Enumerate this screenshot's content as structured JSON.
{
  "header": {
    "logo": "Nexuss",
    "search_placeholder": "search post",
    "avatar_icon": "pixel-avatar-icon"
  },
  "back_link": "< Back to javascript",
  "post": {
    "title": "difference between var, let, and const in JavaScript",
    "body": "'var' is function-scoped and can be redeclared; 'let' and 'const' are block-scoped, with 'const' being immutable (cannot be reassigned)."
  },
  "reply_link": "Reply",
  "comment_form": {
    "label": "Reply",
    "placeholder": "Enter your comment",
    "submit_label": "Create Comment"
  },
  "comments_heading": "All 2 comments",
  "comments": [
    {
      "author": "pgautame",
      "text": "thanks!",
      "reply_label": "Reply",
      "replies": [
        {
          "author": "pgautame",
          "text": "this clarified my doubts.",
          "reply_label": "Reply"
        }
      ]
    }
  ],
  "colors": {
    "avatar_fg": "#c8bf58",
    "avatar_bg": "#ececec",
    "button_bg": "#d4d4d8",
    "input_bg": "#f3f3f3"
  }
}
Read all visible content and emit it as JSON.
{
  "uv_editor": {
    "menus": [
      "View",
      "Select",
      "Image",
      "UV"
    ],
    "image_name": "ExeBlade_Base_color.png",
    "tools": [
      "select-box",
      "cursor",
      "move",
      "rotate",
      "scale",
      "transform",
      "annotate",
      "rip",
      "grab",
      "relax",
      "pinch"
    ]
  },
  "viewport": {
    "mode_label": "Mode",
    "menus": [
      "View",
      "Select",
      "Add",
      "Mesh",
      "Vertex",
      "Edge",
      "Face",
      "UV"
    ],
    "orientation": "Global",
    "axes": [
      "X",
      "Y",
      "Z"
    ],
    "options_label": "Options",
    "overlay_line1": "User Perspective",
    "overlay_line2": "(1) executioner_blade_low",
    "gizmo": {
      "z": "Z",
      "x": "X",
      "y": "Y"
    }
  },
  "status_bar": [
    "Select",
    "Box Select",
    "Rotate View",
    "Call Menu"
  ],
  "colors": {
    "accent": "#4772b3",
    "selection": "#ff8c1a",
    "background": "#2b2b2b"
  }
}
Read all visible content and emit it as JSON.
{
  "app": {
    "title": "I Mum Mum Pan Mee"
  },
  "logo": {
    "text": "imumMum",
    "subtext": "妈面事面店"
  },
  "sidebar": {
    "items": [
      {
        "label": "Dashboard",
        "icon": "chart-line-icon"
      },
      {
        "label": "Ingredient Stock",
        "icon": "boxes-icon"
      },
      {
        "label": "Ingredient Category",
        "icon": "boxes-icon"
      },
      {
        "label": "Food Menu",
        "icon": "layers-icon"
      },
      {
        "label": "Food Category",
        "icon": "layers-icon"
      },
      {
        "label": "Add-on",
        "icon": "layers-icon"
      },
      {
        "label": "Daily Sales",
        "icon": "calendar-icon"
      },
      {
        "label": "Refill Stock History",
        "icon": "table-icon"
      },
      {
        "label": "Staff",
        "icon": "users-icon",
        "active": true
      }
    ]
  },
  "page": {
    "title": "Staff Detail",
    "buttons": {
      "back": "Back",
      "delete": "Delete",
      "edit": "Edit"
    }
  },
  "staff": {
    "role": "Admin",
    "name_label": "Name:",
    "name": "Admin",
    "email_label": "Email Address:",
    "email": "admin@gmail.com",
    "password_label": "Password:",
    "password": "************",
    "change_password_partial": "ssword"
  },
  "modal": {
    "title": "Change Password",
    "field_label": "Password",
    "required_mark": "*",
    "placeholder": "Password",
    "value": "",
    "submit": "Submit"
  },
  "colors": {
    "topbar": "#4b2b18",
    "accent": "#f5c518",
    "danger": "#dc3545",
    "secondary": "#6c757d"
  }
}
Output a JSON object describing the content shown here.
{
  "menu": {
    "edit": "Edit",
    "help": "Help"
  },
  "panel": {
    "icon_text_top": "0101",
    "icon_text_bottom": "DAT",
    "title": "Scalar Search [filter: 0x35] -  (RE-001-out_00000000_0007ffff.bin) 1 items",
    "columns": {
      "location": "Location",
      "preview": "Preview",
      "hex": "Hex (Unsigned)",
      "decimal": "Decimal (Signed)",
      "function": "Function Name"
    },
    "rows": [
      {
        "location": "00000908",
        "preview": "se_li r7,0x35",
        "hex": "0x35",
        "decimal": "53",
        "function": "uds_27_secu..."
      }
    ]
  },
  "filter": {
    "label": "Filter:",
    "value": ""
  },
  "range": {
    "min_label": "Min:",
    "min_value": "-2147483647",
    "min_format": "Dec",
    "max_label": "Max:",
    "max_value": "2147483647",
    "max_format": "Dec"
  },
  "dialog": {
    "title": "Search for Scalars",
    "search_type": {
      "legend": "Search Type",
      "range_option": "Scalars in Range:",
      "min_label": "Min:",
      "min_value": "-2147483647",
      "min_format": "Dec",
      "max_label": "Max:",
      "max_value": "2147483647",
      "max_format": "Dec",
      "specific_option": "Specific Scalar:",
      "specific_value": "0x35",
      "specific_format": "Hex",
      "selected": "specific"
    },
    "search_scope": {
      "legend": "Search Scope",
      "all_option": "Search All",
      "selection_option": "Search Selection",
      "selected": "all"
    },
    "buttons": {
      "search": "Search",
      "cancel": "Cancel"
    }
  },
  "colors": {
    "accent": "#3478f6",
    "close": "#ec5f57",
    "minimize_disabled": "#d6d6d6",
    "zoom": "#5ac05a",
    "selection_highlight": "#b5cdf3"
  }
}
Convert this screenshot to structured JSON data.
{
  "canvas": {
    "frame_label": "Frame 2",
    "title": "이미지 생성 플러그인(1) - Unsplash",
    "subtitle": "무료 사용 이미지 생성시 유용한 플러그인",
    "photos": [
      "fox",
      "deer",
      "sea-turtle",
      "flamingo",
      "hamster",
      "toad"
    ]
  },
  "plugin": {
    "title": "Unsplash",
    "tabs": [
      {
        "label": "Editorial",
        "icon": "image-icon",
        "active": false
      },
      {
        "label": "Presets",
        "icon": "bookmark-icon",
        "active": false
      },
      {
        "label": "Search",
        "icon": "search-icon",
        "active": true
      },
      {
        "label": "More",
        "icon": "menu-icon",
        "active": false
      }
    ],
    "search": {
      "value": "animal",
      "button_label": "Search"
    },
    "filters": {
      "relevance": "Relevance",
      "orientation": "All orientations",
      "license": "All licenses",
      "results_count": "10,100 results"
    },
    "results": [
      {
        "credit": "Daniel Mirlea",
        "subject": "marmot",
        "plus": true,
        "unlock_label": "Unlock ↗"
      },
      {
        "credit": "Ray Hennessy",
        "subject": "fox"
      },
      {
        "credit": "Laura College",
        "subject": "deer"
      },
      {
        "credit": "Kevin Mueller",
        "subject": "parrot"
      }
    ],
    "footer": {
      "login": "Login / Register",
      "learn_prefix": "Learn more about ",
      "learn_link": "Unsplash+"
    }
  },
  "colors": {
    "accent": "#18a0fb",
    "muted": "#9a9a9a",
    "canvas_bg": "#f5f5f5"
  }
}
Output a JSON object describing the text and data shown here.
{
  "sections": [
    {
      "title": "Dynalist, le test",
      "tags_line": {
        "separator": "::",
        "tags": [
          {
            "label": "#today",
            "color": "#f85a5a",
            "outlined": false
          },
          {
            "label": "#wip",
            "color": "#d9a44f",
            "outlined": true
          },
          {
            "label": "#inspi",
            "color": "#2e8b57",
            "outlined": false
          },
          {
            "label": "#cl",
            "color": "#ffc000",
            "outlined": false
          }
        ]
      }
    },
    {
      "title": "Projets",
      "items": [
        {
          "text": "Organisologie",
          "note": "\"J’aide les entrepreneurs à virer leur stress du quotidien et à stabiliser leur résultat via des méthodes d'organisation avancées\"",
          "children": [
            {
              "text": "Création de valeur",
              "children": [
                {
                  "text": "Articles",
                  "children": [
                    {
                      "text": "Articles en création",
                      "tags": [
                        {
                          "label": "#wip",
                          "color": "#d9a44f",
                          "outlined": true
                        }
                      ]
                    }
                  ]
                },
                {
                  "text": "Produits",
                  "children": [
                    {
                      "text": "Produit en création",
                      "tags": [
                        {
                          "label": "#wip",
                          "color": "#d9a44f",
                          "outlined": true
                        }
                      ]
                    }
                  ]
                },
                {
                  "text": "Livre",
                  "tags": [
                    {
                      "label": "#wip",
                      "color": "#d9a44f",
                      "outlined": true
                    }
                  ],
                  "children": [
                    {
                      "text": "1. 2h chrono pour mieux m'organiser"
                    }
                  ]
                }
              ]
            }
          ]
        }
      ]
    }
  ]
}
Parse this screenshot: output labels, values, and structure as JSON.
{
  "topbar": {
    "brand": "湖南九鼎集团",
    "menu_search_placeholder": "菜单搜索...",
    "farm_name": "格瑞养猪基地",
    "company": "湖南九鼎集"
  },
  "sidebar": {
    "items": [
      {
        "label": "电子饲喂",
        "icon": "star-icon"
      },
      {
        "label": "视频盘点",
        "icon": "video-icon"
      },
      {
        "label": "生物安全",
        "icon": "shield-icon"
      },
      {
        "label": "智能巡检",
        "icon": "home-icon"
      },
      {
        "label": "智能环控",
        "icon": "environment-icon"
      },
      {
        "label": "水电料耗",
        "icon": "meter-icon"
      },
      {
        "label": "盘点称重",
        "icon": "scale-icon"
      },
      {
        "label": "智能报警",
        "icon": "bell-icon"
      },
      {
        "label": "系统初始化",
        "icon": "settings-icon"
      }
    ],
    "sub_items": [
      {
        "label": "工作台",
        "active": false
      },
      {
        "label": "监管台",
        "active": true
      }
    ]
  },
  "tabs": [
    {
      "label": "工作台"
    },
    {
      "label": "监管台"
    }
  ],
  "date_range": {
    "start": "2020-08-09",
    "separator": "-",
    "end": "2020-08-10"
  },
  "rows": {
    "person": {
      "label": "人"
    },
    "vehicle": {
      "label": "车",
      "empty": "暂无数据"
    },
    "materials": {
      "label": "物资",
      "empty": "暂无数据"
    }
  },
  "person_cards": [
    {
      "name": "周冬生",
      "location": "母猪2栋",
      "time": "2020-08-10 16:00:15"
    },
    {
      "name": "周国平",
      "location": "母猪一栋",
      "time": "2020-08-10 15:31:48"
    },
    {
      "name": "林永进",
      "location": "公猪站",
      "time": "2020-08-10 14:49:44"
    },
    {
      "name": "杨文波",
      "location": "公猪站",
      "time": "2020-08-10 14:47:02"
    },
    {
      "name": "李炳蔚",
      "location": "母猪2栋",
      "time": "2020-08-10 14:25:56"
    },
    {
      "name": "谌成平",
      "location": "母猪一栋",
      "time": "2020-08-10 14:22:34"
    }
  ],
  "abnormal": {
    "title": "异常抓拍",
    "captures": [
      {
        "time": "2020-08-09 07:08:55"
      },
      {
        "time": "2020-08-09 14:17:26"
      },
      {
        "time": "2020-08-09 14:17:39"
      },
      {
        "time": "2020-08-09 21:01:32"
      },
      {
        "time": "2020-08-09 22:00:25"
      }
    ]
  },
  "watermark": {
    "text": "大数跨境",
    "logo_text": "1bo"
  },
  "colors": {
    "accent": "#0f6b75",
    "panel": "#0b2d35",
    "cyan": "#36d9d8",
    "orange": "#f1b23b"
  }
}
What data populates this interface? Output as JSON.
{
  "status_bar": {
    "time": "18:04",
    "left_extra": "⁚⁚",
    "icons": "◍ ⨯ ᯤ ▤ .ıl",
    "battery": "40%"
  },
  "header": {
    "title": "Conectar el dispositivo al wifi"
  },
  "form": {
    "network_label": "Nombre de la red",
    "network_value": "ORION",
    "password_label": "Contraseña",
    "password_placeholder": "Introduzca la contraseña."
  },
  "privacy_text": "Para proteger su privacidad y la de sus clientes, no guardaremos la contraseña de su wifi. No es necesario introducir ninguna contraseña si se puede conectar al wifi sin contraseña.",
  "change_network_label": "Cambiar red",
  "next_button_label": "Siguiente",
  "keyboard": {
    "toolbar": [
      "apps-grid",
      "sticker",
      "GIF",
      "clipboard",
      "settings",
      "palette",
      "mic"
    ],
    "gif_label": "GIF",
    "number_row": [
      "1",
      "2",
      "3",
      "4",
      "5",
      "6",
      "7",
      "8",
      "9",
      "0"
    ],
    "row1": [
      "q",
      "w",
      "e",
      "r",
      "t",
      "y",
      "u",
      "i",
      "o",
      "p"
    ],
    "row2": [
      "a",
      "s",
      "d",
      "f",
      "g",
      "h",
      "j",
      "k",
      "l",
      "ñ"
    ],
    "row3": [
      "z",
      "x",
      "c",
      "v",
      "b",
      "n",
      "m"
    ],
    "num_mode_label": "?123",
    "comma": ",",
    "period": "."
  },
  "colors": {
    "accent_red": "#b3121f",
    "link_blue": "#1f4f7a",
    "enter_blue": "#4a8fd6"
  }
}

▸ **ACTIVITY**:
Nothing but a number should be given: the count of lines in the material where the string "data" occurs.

▸ **TASK ANSWER**:
3